After attending the Field Artillery Advanced Course, the family spent two years in Taiwan assigned to the Military Assistance Advisory Group (MAAG) that re-equipped and trained the Chinese Nationalist Army that had withdrawn from main land China.
Jim’s next assignment was with the Division of Military Application of the Atomic Energy Commission in Washington, DC. A year at the Command and General Staff College at Ft. Leavenworth, KS, followed.
In 1958 we returned to West Point for a most rewarding tour in the Tactical Department. Jim was a cadet company tactical officer and S-4 on the Commandant’s staff.
In 1961 Jim joined the 7th Infantry Division Artillery in Korea, commanding the 8-inch Howitzer/Honest John Rocket Battalion, providing nuclear weapons support to the division.
In 1962 he attended the Air War College at Maxwell AFB, AL, as an exchange student with the Army War College.
In 1963 Jim joined the Army General staff in the Office of Research and Development. He was promoted to colonel and was awarded the Legion of Merit for his service in the Pentagon.
Assigned to the 3rd Infantry Division in Wurzburg, Germany, in 1966, he served as the chief of staff and as the commander of the division artillery, comprised of four battalions with nuclear capability supporting the division’s brigades.

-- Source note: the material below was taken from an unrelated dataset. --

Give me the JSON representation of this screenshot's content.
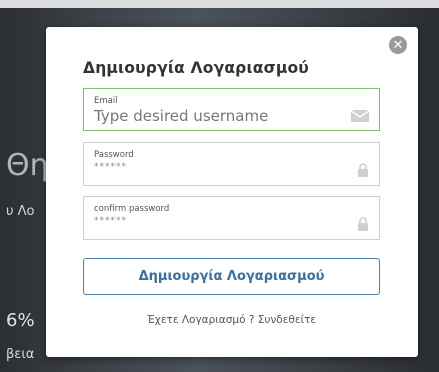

In 1968, Jim joined the Safeguard System Command at the Redstone Arsenal as comptroller. This project developed an antiballistic missile system to protect the United States from attack by nuclear missiles during the Cold War. Jim was awarded an oak leaf cluster to the Legion of Merit for his service.
Jim retired from the military in 1970, and the family settled in Atlanta. Jim’s post retirement positions were with two federal health programs. He helped separate mortuary and ambulance services and later helped create neonatal intensive care units in the hospitals of Georgia. Jim was an active member and ex-president of his Rotary Club, which helped to make polio vaccines available to children worldwide.
Jim then enjoyed an extended retirement with his wife and relatively nearby daughters. Entertaining, golf, travel, and family reunions happily dominated the rest of Jim’s long, excellent life! Let it be known that James J. Cobb did once shoot a hole in one!!!
Jim died of Parkinsonism at the age of 88 years. He is remembered by his family and friends as kind, honest, happy, and strong. In his quiet way, he led his family to cherish each other, God, and our country. His unselfish life was rewarded by the devotion of many. His legacy is a reminder to enjoy life, treat each other well, and be grateful for each day.
“When our work is done, our course on earth is run
May it be said, ‘Well done, be thou at peace.’
E’er may that line of gray, increase from day to day;
Live, serve, and die, we pray West Point, for thee.”
—Justine Glover, daughter
- Class of 1943 January
- Ms. Jean W. Cobb
- Mr. James R. Dempsey JAN '43
- Ms. Mari M. Meyer
- Mrs. Robert H. Schellman